A type of surgery calledUvulopalatopharyngoplasty, dilates the airway by adjusting or removing nearby tissue. Surgery can also treat nasal polyps, a deviated septum, or other blockages in the nasal passages.
Other types of less invasive surgeries have been developed, but so far there is limited evidence from clinical trials about their advantages and disadvantages.
- Severe obstructive sleep apnea associated with louder and more frequent snoringMarch 3, 2023- Research has found that severe obstructive sleep apnea and the supine position are associated with louder and more frequent snoring.
- Habitual snoring linked to sleep and behavior problems in childrenMarch 1, 2023- A survey of caregivers in China found that children's habitual snoring is linked to sleep problems at night and behavior problems during the day.
- Acoustic snoring analysis can help identify obstructive sleep apnea
- Self-reported snoring associated with metabolism-associated fatty liver disease

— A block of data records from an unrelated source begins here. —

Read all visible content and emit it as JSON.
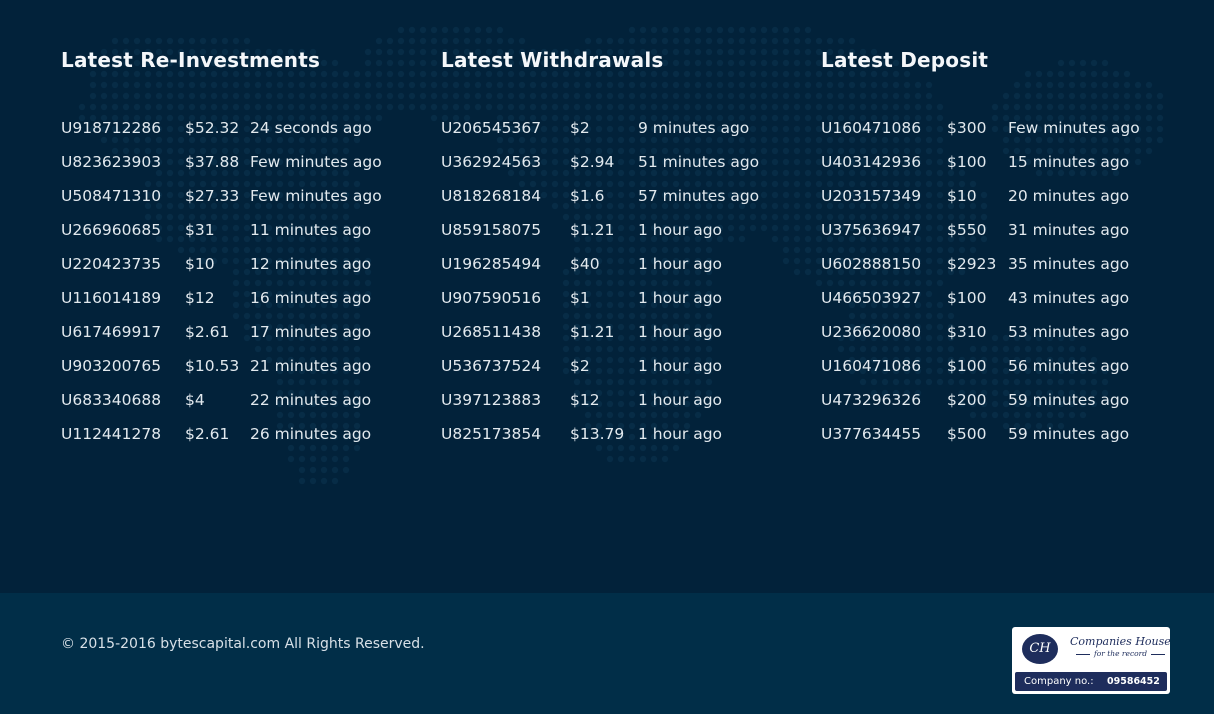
{
  "sections": [
    {
      "title": "Latest Re-Investments",
      "rows": [
        [
          "U918712286",
          "$52.32",
          "24 seconds ago"
        ],
        [
          "U823623903",
          "$37.88",
          "Few minutes ago"
        ],
        [
          "U508471310",
          "$27.33",
          "Few minutes ago"
        ],
        [
          "U266960685",
          "$31",
          "11 minutes ago"
        ],
        [
          "U220423735",
          "$10",
          "12 minutes ago"
        ],
        [
          "U116014189",
          "$12",
          "16 minutes ago"
        ],
        [
          "U617469917",
          "$2.61",
          "17 minutes ago"
        ],
        [
          "U903200765",
          "$10.53",
          "21 minutes ago"
        ],
        [
          "U683340688",
          "$4",
          "22 minutes ago"
        ],
        [
          "U112441278",
          "$2.61",
          "26 minutes ago"
        ]
      ]
    },
    {
      "title": "Latest Withdrawals",
      "rows": [
        [
          "U206545367",
          "$2",
          "9 minutes ago"
        ],
        [
          "U362924563",
          "$2.94",
          "51 minutes ago"
        ],
        [
          "U818268184",
          "$1.6",
          "57 minutes ago"
        ],
        [
          "U859158075",
          "$1.21",
          "1 hour ago"
        ],
        [
          "U196285494",
          "$40",
          "1 hour ago"
        ],
        [
          "U907590516",
          "$1",
          "1 hour ago"
        ],
        [
          "U268511438",
          "$1.21",
          "1 hour ago"
        ],
        [
          "U536737524",
          "$2",
          "1 hour ago"
        ],
        [
          "U397123883",
          "$12",
          "1 hour ago"
        ],
        [
          "U825173854",
          "$13.79",
          "1 hour ago"
        ]
      ]
    },
    {
      "title": "Latest Deposit",
      "rows": [
        [
          "U160471086",
          "$300",
          "Few minutes ago"
        ],
        [
          "U403142936",
          "$100",
          "15 minutes ago"
        ],
        [
          "U203157349",
          "$10",
          "20 minutes ago"
        ],
        [
          "U375636947",
          "$550",
          "31 minutes ago"
        ],
        [
          "U602888150",
          "$2923",
          "35 minutes ago"
        ],
        [
          "U466503927",
          "$100",
          "43 minutes ago"
        ],
        [
          "U236620080",
          "$310",
          "53 minutes ago"
        ],
        [
          "U160471086",
          "$100",
          "56 minutes ago"
        ],
        [
          "U473296326",
          "$200",
          "59 minutes ago"
        ],
        [
          "U377634455",
          "$500",
          "59 minutes ago"
        ]
      ]
    }
  ],
  "footer": {
    "copyright": "© 2015-2016 bytescapital.com All Rights Reserved.",
    "badge": {
      "logo_text": "CH",
      "name": "Companies House",
      "tagline": "for the record",
      "company_label": "Company no.:",
      "company_number": "09586452"
    }
  },
  "colors": {
    "background": "#02223a",
    "footer": "#012e48",
    "map_dots": "#0c3450",
    "badge_navy": "#1e2d5c"
  },
  "icons": {
    "background": "world-map-dots",
    "badge_logo": "companies-house-logo-icon"
  }
}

The news articles listed do not represent the opinion of the Sleep Foundation and are for informational purposes only.